Florida Plastic Surgeon Dr. Wigoda Speaks on Teens, Plastic Surgery and Bullying

Plastic surgery to avoid bullying? Are South Florida teens ready to go under the knife? Should we be thinking of Botox, Boobs and Nose Jobs to avoid bullying? Media outlets such as Good Morning America and The Today Show are reporting a growing number of teens requesting plastic surgery as a reprieve from bullying.

According to CDC data, one in five high school students are bullied on school grounds every year. Even future pop superstar Lady Gaga was teased about her appearance as a child: the singer recounted being taunted and thrown in a trash can on The View on Monday.

High school senior Erica Morgo tried to break her own nose after constant teasing. After the incident, her mother, Dana Manzella, decided to allow her then 15-year-old daughter to undergo cosmetic surgery.

Teasing is torture to teens. So when 13-year-old Aubrey Woodward told The Today Show she wants plastic surgery to get her ears pinned back, she said it was because, “it makes me feel really bad” when she gets teased about them.

Erica and Aubrey are among a small but growing number of teenagers who say being teased or bullied prompted them to consider or even undergo cosmetic surgery.

Ear pin-backs are one of the most common plastic surgeries for teens, along with nose jobs such as Erica’s and breast reductions. Recent data from the American Society for Aesthetic Plastic Surgery indicates that 203,308 teens went under the knife in 2009.

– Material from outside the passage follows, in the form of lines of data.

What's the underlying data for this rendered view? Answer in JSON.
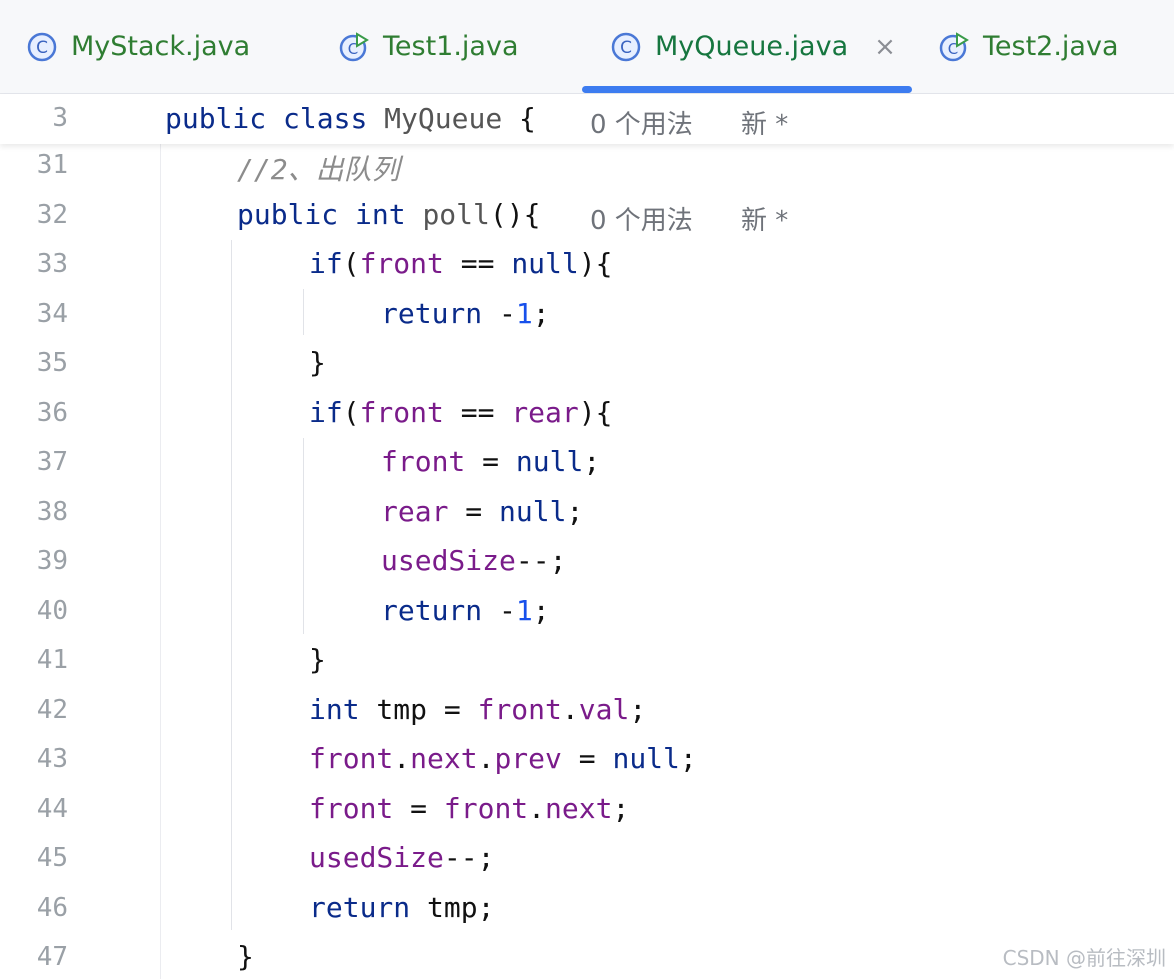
{
  "tabs": [
    {
      "label": "MyStack.java",
      "icon": "class-c-icon"
    },
    {
      "label": "Test1.java",
      "icon": "run-class-icon"
    },
    {
      "label": "MyQueue.java",
      "icon": "class-c-icon",
      "active": true
    },
    {
      "label": "Test2.java",
      "icon": "run-class-icon"
    }
  ],
  "tab_close_glyph": "×",
  "sticky": {
    "line": "3",
    "kw1": "public",
    "kw2": "class",
    "name": "MyQueue",
    "brace": "{",
    "usage": "0 个用法",
    "newtag": "新 *"
  },
  "lines": {
    "l31": {
      "n": "31",
      "comment": "//2、出队列"
    },
    "l32": {
      "n": "32",
      "a": "public",
      "b": "int",
      "c": "poll",
      "d": "(){",
      "usage": "0 个用法",
      "newtag": "新 *"
    },
    "l33": {
      "n": "33",
      "a": "if",
      "b": "(",
      "c": "front",
      "d": " == ",
      "e": "null",
      "f": "){"
    },
    "l34": {
      "n": "34",
      "a": "return",
      "b": " -",
      "c": "1",
      "d": ";"
    },
    "l35": {
      "n": "35",
      "a": "}"
    },
    "l36": {
      "n": "36",
      "a": "if",
      "b": "(",
      "c": "front",
      "d": " == ",
      "e": "rear",
      "f": "){"
    },
    "l37": {
      "n": "37",
      "a": "front",
      "b": " = ",
      "c": "null",
      "d": ";"
    },
    "l38": {
      "n": "38",
      "a": "rear",
      "b": " = ",
      "c": "null",
      "d": ";"
    },
    "l39": {
      "n": "39",
      "a": "usedSize",
      "b": "--;"
    },
    "l40": {
      "n": "40",
      "a": "return",
      "b": " -",
      "c": "1",
      "d": ";"
    },
    "l41": {
      "n": "41",
      "a": "}"
    },
    "l42": {
      "n": "42",
      "a": "int",
      "b": " tmp = ",
      "c": "front",
      "d": ".",
      "e": "val",
      "f": ";"
    },
    "l43": {
      "n": "43",
      "a": "front",
      "b": ".",
      "c": "next",
      "d": ".",
      "e": "prev",
      "f": " = ",
      "g": "null",
      "h": ";"
    },
    "l44": {
      "n": "44",
      "a": "front",
      "b": " = ",
      "c": "front",
      "d": ".",
      "e": "next",
      "f": ";"
    },
    "l45": {
      "n": "45",
      "a": "usedSize",
      "b": "--;"
    },
    "l46": {
      "n": "46",
      "a": "return",
      "b": " tmp;"
    },
    "l47": {
      "n": "47",
      "a": "}"
    }
  },
  "watermark": "CSDN @前往深圳"
}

“While not very common, plastic surgery on teenagers can be appropriate in certain circumstances,” says Dr. Wigoda, Chief of Plastic Surgery at Broward General. “Each case has to be evaluated carefully to make certain the surgery is being done for the right reasons. For example, if a teen has very large breasts for which she not only gets teased but which make it difficult for her to exercise or participate in physical activities, or if they are causing pain, a breast reduction may be appropriate. A teen who feels very self conscious about a large nose or prominent ears, can be helped significantly with surgery with regards to their self esteem and their degree of confidence in themselves.”
When considering plastic surgery, whether for a teen or adult, it is important to thoroughly research the doctor, surgery center and risk associated with a procedure. The decision to have an elective cosmetic procedure is a serious one and should not be taken lightly. Dr. Wigoda firmly believes in building a rapport and carefully evaluating each potential patient to ensure they are a good candidate for whatever surgery they are pursuing.